(Goal of the exercise)
Look through the entries for the string "title", and copy each line that holds it.

(Source records)
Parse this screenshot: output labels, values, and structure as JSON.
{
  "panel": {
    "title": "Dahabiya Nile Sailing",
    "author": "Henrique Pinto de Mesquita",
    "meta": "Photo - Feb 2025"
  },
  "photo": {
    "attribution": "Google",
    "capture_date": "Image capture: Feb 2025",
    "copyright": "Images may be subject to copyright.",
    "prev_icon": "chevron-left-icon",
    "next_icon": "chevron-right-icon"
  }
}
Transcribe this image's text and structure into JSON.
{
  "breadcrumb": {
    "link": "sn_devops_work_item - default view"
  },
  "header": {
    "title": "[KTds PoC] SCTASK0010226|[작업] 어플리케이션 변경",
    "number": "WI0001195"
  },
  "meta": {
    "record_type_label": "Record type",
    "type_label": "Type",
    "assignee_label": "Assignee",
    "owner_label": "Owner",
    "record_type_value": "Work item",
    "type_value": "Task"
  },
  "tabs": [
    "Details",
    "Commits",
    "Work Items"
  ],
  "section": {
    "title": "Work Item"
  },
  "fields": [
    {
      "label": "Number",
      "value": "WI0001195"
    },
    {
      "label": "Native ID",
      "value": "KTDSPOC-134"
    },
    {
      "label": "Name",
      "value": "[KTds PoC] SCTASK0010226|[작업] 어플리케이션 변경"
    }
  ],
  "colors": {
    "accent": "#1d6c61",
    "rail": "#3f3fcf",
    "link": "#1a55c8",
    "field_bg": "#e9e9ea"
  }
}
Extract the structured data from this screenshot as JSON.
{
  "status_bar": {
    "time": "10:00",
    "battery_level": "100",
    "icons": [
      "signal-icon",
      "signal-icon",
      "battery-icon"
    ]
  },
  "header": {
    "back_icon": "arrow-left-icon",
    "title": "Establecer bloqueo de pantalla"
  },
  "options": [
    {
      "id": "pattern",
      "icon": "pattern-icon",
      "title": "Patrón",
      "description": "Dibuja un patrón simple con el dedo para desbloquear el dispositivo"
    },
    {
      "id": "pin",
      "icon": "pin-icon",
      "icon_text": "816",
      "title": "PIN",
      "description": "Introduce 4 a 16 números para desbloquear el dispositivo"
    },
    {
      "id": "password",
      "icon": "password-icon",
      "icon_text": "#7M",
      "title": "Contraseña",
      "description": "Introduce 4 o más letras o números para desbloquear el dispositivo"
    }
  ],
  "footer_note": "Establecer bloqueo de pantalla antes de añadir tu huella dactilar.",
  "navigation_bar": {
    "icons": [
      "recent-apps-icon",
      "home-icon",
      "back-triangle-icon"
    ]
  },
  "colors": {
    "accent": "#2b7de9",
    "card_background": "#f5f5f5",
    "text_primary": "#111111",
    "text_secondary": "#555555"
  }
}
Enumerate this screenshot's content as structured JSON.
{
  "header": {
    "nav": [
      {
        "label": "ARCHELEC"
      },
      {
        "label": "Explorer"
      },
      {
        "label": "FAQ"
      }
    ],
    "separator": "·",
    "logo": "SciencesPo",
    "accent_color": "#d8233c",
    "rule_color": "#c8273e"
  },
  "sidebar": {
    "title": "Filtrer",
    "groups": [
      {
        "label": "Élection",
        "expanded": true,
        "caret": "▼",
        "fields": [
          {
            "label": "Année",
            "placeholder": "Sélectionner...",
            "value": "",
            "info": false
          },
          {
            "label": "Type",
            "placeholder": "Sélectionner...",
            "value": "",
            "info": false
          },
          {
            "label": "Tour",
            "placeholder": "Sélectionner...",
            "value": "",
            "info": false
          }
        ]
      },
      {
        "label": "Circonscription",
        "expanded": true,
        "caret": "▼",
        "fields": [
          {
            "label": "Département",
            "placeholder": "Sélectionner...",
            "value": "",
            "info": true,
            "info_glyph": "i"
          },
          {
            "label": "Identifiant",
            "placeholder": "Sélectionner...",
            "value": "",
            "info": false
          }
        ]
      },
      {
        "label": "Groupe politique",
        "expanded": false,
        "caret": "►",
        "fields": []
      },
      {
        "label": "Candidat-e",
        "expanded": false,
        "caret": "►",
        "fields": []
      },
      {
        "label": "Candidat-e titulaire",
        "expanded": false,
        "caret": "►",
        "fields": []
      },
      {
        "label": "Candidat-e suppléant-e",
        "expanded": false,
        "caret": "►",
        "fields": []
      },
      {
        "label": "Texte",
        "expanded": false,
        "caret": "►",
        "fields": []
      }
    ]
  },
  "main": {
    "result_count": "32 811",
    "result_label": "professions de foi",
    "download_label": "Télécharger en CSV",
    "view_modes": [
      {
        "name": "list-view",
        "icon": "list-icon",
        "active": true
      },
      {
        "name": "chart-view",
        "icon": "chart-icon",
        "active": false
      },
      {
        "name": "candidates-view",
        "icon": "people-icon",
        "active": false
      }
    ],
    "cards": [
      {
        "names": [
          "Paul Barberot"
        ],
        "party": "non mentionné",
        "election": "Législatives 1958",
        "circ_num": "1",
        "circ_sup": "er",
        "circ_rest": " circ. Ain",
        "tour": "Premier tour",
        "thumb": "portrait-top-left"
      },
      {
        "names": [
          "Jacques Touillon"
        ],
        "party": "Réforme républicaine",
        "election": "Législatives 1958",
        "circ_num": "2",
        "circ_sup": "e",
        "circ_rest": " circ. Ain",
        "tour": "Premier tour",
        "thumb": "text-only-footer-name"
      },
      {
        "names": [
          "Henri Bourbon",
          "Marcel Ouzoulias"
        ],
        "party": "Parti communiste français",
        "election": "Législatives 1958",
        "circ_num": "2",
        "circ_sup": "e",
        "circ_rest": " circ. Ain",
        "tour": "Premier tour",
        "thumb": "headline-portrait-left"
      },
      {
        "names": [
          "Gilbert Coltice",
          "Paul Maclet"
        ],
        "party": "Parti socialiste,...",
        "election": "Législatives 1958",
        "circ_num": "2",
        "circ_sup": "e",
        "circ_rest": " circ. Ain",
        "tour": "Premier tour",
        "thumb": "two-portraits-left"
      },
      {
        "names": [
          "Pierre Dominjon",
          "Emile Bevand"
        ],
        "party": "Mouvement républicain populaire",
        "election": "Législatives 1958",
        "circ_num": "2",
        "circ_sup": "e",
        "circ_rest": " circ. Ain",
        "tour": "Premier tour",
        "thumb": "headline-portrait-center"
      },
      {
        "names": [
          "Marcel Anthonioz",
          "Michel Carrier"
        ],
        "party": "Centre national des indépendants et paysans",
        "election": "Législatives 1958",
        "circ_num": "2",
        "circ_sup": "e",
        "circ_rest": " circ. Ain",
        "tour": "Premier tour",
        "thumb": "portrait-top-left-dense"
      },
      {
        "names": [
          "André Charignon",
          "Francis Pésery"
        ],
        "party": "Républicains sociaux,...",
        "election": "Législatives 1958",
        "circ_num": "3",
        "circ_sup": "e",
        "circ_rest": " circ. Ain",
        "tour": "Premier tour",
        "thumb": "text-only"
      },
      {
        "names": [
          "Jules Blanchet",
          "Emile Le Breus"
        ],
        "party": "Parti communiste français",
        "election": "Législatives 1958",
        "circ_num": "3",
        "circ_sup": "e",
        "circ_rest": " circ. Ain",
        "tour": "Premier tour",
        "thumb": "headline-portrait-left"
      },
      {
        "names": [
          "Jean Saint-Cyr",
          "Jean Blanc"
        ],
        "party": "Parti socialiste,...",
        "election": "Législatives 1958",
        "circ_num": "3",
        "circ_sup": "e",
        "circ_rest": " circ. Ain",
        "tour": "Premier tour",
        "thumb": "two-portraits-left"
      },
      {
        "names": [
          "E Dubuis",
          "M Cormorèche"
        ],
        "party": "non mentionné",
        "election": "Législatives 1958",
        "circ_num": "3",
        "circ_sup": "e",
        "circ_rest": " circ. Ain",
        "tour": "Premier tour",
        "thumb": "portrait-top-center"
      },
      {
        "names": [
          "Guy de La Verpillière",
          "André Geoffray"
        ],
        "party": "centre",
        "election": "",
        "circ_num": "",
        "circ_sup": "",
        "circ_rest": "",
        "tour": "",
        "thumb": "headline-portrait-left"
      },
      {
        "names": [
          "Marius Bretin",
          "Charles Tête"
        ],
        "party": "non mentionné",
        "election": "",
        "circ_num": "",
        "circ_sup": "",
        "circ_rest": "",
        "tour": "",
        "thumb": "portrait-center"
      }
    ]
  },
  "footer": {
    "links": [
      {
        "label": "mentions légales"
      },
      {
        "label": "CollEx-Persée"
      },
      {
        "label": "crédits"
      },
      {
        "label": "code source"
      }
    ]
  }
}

(Exercise answer)
    "title": "Dahabiya Nile Sailing",
    "title": "[KTds PoC] SCTASK0010226|[작업] 어플리케이션 변경",
    "title": "Work Item"
    "title": "Establecer bloqueo de pantalla"
      "title": "Patrón",
      "title": "PIN",
      "title": "Contraseña",
    "title": "Filtrer",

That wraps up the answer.